When we moved to our new place, we were surprised by how few squirrels we saw.  Instead of squirrels what we had was a plethora of moles and voles.  Parts of the yard were so torn up by their holes and tunnels that you might want to carry a ankle brace everywhere just in case. The solution: adopt a barn cat.

  
We had heard that you could adopt outdoor cats known as barn cats for free at many SPCA locations, so that’s just what we did one year ago.  We went into the SPCA and told them what we were looking for, they in turn wanted us to go meet and handle every cat in the place.  We told them, and even put on the adoption form, that  we were looking for a cat that was a rodent catching machine.  Eventually we decided to take a cat that they were having trouble getting adopted and had been there almost a year. Her name was River and we took her home in a cat carrier we had found in the shed, which had been left by the previous owner.  

In the days leading up to the adoption, I had built a very nice insulated cathouse, using pallet wood and some small trees from the yard. 

  
We put some chicken wire around the house to keep River in for a week, to supposedly make her realize it was her new home. 

 
It did not work. We even tried moving it onto the front porch so she would be close to us, but this too failed.  Eventually I scraped most of the house and just kept the legs and roof as a cover for the duck food.

  
When we adopted River they said part of the reason she had not been taken yet was that she was antisocial.  This could not be farther from the truth.  Anytime you move around outside she will be by your side asking to be petted. You bend down to pull a weed or tie your show and she is there belly up asking for some petting.  

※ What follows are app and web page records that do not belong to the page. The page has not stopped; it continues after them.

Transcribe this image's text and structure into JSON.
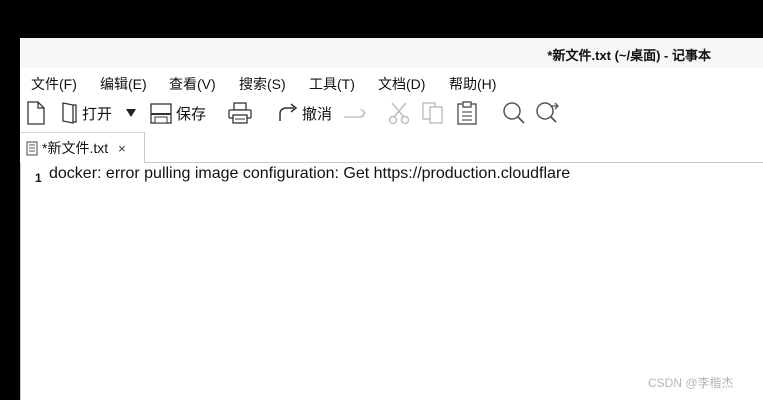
{
  "window": {
    "title": "*新文件.txt (~/桌面) - 记事本"
  },
  "menubar": {
    "items": [
      "文件(F)",
      "编辑(E)",
      "查看(V)",
      "搜索(S)",
      "工具(T)",
      "文档(D)",
      "帮助(H)"
    ]
  },
  "toolbar": {
    "new_icon": "new-document-icon",
    "open_label": "打开",
    "save_label": "保存",
    "print_icon": "print-icon",
    "undo_label": "撤消",
    "redo_icon": "redo-icon",
    "cut_icon": "cut-icon",
    "copy_icon": "copy-icon",
    "paste_icon": "paste-icon",
    "find_icon": "search-icon",
    "replace_icon": "find-replace-icon"
  },
  "tabs": [
    {
      "label": "*新文件.txt",
      "close": "×"
    }
  ],
  "editor": {
    "lines": [
      {
        "number": "1",
        "text": "docker: error pulling image configuration: Get https://production.cloudflare"
      }
    ]
  },
  "watermark": "CSDN @李楷杰"
}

A year later, even though she spends most of her day sleeping on the porch swing,  our yard is “mostly” free of small rodents.  

 
We never thought we would be cat owners and never thought we would consider an outdoor cat a pet but a year on we wouldn’t have it any other way.